[Interface dataset entries]
-------

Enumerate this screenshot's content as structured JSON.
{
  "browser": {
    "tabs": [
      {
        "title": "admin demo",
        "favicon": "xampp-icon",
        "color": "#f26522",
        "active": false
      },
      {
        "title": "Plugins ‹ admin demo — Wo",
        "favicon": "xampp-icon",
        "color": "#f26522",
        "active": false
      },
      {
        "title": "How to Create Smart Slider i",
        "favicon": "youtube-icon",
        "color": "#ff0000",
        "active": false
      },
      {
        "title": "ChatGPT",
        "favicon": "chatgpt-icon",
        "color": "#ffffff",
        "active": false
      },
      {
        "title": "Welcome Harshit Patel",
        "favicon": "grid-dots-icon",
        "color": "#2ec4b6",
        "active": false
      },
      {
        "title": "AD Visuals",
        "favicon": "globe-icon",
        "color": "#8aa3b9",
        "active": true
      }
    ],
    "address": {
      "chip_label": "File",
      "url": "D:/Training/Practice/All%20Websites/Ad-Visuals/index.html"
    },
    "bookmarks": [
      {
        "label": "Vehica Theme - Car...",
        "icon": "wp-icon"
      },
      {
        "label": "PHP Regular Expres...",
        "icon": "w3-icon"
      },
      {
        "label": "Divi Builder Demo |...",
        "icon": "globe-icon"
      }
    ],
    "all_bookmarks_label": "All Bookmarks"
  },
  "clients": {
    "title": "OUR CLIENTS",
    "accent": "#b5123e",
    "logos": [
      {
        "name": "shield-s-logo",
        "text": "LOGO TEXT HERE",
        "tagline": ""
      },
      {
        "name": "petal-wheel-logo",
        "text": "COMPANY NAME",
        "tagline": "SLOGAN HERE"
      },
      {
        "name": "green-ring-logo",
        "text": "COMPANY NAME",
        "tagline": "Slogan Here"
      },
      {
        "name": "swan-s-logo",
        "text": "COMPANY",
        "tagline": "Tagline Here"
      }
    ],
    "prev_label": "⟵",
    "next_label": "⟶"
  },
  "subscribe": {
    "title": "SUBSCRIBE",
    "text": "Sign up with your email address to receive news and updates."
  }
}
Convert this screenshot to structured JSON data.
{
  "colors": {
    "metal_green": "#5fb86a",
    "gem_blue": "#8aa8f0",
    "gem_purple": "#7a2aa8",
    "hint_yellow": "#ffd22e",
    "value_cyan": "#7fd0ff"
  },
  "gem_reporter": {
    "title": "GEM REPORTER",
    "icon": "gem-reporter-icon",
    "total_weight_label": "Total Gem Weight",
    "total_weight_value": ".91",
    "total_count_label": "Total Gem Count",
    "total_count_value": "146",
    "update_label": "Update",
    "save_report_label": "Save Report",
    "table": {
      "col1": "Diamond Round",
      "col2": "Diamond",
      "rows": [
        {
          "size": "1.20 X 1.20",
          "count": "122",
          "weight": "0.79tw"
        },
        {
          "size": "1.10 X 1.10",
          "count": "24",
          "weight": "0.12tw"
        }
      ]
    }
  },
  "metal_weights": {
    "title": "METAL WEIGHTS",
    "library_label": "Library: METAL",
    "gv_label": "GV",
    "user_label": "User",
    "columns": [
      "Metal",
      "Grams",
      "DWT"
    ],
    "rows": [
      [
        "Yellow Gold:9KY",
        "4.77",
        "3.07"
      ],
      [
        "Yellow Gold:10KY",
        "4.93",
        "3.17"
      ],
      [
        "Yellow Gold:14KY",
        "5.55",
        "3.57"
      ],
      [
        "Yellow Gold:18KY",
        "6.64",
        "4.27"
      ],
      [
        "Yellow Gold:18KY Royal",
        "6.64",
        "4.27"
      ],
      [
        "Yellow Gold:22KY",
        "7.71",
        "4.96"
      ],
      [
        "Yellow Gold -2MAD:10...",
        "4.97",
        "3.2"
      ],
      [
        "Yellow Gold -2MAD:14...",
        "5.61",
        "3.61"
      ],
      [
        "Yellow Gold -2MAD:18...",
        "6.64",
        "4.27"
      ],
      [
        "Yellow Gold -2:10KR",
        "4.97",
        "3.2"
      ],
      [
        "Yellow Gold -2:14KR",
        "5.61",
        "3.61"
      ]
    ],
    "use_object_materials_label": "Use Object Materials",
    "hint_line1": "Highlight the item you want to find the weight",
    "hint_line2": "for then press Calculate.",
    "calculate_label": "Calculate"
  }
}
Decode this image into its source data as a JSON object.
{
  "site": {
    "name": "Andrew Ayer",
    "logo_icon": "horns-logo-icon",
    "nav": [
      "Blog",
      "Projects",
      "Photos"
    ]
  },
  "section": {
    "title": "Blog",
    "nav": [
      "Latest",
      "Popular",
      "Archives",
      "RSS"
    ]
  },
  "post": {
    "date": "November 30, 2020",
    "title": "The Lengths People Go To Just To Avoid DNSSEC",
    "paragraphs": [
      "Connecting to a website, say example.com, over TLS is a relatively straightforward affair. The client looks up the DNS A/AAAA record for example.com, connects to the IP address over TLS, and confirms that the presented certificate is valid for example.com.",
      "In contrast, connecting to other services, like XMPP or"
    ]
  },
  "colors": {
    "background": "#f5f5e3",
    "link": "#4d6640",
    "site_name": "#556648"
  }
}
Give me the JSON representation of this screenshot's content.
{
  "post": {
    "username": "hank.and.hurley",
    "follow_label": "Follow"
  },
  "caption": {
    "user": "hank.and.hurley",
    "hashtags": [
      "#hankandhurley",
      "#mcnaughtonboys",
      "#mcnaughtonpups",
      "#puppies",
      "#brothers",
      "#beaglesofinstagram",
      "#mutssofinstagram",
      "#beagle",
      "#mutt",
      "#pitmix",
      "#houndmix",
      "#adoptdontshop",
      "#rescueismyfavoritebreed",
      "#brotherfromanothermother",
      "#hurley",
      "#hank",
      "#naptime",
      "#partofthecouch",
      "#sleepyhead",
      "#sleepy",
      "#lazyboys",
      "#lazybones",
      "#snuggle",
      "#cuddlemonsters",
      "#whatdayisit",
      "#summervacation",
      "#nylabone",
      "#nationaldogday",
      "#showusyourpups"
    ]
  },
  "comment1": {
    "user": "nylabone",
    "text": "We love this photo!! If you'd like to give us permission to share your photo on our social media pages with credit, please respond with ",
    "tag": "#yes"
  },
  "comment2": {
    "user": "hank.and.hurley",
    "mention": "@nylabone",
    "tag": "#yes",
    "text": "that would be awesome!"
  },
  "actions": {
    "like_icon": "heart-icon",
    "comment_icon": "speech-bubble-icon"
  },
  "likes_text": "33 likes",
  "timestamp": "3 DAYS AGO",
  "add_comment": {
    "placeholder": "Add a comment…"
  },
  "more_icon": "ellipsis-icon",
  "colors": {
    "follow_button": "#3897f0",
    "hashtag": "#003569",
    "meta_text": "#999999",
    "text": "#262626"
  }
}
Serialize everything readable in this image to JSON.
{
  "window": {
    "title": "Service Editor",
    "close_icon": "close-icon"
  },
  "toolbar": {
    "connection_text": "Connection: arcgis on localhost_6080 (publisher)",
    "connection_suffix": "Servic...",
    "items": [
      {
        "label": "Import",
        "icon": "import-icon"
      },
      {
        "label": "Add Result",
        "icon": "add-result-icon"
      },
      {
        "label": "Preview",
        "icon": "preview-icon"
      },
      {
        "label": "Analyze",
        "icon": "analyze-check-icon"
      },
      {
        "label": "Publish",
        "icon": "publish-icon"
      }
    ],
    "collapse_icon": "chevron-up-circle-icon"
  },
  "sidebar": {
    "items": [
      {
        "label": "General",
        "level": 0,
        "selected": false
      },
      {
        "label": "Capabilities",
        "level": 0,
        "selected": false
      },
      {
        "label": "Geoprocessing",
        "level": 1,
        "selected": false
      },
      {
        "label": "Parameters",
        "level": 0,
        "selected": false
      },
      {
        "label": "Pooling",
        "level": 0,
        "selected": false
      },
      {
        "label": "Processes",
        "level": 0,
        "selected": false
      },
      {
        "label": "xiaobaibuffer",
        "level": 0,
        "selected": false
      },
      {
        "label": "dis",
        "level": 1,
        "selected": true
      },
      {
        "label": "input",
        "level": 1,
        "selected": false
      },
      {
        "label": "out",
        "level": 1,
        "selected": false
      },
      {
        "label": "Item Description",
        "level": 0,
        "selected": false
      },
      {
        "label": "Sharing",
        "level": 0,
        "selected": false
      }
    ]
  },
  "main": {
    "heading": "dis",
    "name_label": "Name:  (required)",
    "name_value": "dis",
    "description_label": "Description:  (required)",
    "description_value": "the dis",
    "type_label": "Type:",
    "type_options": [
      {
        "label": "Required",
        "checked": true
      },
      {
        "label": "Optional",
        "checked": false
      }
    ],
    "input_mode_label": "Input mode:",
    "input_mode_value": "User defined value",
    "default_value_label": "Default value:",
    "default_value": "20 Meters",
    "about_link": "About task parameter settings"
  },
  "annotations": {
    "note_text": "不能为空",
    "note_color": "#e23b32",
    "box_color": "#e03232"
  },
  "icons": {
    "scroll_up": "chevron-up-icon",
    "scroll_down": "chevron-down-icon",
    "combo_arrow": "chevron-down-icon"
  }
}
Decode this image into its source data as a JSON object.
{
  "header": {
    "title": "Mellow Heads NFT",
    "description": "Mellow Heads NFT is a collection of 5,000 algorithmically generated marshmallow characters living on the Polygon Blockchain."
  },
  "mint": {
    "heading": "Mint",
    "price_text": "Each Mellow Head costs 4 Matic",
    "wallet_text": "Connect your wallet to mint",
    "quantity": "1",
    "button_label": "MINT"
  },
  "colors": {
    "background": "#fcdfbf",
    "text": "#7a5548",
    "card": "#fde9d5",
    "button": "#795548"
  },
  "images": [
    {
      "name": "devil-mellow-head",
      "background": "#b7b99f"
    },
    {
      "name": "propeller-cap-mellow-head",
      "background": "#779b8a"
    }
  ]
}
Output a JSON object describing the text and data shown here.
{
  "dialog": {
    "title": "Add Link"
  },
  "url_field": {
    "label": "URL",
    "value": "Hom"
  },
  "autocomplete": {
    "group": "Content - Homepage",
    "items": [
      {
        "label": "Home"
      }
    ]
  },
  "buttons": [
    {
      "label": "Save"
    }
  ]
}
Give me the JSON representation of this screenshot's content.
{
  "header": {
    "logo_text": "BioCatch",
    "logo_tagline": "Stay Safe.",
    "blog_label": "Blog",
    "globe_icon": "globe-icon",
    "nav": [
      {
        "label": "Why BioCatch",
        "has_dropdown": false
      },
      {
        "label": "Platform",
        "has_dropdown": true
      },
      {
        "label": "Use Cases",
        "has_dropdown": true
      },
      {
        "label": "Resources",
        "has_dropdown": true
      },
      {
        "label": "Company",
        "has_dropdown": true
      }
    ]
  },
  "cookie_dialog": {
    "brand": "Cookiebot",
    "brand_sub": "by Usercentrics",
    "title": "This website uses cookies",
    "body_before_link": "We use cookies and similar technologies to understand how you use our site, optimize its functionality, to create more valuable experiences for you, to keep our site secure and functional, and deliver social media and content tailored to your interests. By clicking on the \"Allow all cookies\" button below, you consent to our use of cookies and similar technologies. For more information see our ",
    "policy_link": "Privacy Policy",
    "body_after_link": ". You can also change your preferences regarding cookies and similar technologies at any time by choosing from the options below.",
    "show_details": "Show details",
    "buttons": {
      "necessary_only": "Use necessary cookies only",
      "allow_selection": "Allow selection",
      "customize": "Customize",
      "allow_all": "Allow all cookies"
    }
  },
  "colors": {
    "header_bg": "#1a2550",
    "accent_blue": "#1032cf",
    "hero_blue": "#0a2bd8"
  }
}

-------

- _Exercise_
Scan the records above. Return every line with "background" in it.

- _Answer to the exercise_
    "background": "#f5f5e3",
    "background": "#fcdfbf",
      "background": "#b7b99f"
      "background": "#779b8a"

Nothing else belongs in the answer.